"""Example of Google style docstrings for module. This module demonstrates documentation as specified by the `Google Python Style Guide`_. Docstrings may extend over multiple lines. Sections are created with a section header and a colon followed by a block of indented text. Example: Examples can be given using either the ``Example`` or ``Examples`` sections. Sections support any reStructuredText formatting, including literal blocks:: $ python example.py Section breaks are created by resuming unindented text. Section breaks are also implicitly created anytime a new section starts. Attributes: module_level_variable1 (int): Module level variables may be documented in either the ``Attributes`` section of the module docstring, or in an inline docstring immediately following the variable. Either form is acceptable, but the two should not be mixed. Choose one convention to document module level variables and be consistent with it. module_level_variable2 (Optional[str]): Use objects from typing, such as Optional, to annotate the type properly. module_level_variable4 (Optional[File]): We can resolve type references to other objects that are built as part of the documentation.
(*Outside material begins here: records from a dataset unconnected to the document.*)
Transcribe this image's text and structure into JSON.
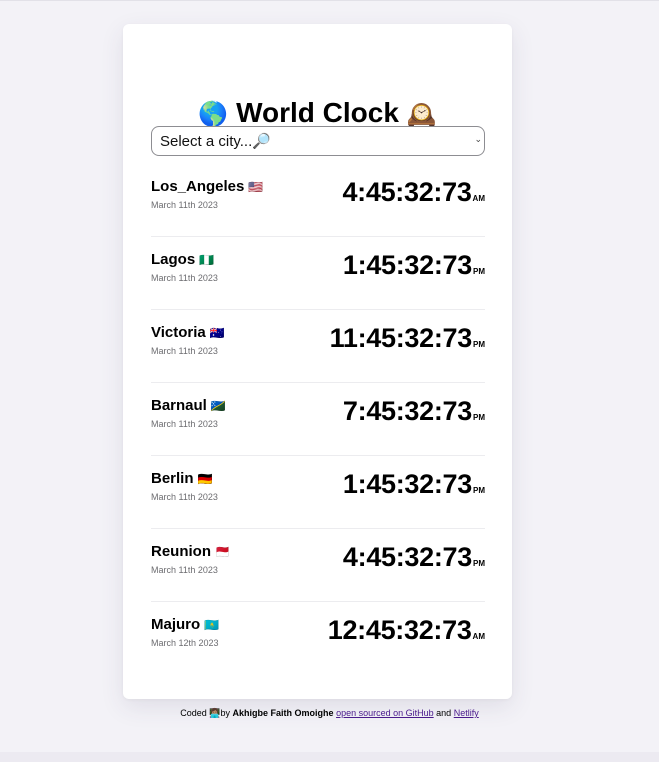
{
  "header": {
    "title": "World Clock",
    "globe_emoji": "🌎",
    "clock_emoji": "🕰️"
  },
  "select": {
    "label": "Select a city...🔎",
    "chevron": "⌄"
  },
  "cities": [
    {
      "name": "Los_Angeles",
      "flag": "🇺🇸",
      "date": "March 11th 2023",
      "time": "4:45:32:73",
      "ampm": "AM"
    },
    {
      "name": "Lagos",
      "flag": "🇳🇬",
      "date": "March 11th 2023",
      "time": "1:45:32:73",
      "ampm": "PM"
    },
    {
      "name": "Victoria",
      "flag": "🇦🇺",
      "date": "March 11th 2023",
      "time": "11:45:32:73",
      "ampm": "PM"
    },
    {
      "name": "Barnaul",
      "flag": "🇸🇧",
      "date": "March 11th 2023",
      "time": "7:45:32:73",
      "ampm": "PM"
    },
    {
      "name": "Berlin",
      "flag": "🇩🇪",
      "date": "March 11th 2023",
      "time": "1:45:32:73",
      "ampm": "PM"
    },
    {
      "name": "Reunion",
      "flag": "🇲🇨",
      "date": "March 11th 2023",
      "time": "4:45:32:73",
      "ampm": "PM"
    },
    {
      "name": "Majuro",
      "flag": "🇰🇿",
      "date": "March 12th 2023",
      "time": "12:45:32:73",
      "ampm": "AM"
    }
  ],
  "footer": {
    "prefix": "Coded",
    "coder_emoji": "👩🏽‍💻",
    "by": "by",
    "author": "Akhigbe Faith Omoighe",
    "github_link": "open sourced on GitHub",
    "and": "and",
    "netlify_link": "Netlify"
  }
}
This will link to `carb.filesystem.File`. Todo: * For module TODOs if you want them * These can be useful if you want to communicate any shortcomings in the module we plan to address .. _Google Python Style Guide: http://google.github.io/styleguide/pyguide.html """ module_level_variable1 = 12345 module_level_variable3 = 98765 """int: Module level variable documented inline. The type hint should be specified on the first line, separated by a colon from the text. This approach may be preferable since it keeps the documentation closer to the code and the default assignment is shown. A downside is that the variable will get alphabetically sorted among functions in the module so won't have the same cohesion as the approach above.""" module_level_variable2 = None module_level_variable4 = None
This is what the documentation would look like:
As we have mentioned we should not mix the
Attributes: style of documentation with inline documentation of attributes.
module_level_variable3 appears in a separate block from all the other attributes that were documented. It
is even after the TODO section. Chose one approach for your module and stick to it. There are valid reasons to pick
one style above the other but don’t cross the streams! As before we use type hints from
typing but we don’t use
the typing syntax to attach them. We write:
"""... Attributes: module_variable (Optional[str]): This is important ... """
module_variable = None """Optional[str]: This is important ..."""
But we don’t write:
from typing import Optional module_variable: Optional[str] = None """This is important ..."""
This is because the last form (which was introduced in Python 3.6) is still poorly supported by tools - including our documentation system. It also doesn’t work with Python bindings generated from C++ code using pybind11.
For instructions on how to document classes, exceptions, etc please consult the Sphinx Napoleon Extension Guide.